Nellon Bowry has resigned as chair of the Government Employees’ Retirement System Board of Trustees because of a large raise given to Austin Nibbs, the GERS administrator and CEO.
Bowry made his announcement at a special board meeting Tuesday.
The board elected Trustee Dwane Callwood to serve the rest of Bowry’s term, which ends at the end of January. Bowry was elected to the position in January 2021. He began the meeting by reading a statement that said he was resigning because he could not defend giving Nibbs a raise to $250,000 and offering him funds for travel and housing. The raise was approved at a late September meeting.
Responding to an email from the Source, Nibbs wrote that his contract has been extended through October 2023. He declined to comment on Bowry’s resignation. Nibbs had informed the board in December 2020 that he intended to resign on June 30, 2021.
Trustee Ronald Russell, who had initiated the board action resulting in Nibbs’ raise, said the public needed to know the reasoning behind the raise. He said other CEOs in the territory — he named the Water and Power Authority and the hospitals — were making $300,000 while Nibbs was making under $200,000. He said the board had failed in its efforts to find a replacement for Nibbs, and the administrator made personal sacrifices and extended his contract two or three times without a raise.

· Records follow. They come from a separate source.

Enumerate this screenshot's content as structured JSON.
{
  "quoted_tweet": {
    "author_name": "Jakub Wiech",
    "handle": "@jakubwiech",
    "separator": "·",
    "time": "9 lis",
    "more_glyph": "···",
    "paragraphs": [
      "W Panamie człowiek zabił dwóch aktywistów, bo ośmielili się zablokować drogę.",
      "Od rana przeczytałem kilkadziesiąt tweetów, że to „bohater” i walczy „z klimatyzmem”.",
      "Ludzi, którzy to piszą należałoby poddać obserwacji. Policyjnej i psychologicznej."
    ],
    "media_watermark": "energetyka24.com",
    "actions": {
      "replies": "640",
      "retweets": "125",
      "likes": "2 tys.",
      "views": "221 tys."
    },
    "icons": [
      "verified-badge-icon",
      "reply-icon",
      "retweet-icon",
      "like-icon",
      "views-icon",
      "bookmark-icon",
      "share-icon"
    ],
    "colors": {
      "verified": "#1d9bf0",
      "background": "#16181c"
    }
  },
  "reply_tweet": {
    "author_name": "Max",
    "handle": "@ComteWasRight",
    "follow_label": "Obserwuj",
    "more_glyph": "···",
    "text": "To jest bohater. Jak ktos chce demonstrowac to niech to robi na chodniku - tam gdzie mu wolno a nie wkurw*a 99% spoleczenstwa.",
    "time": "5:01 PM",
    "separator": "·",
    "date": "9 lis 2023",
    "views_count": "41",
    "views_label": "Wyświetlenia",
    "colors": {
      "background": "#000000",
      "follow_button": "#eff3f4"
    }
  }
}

Bowry contended that the last statement was not true. He said that while Nibbs was staying on, his salary increased from $140,000 to $180,000, and allowances for travel and housing were added.
Earlier this week, Gov. Albert Bryan Jr. announced that the government made a $158 million payment as part of the $3.8 billion funding note under the GERS Solvency Plan. Bowry, a former commissioner of the Office of Management and Budget, said the System’s financial situation is not such that it can spend too freely. He noted that the System had yet to restart the popular employee loan program.
In February, Bryan signed legislation that allows the refinancing of the Rum Cover-Over Matching Fund bonds and use of the savings from better interest rates to stabilize the GERS.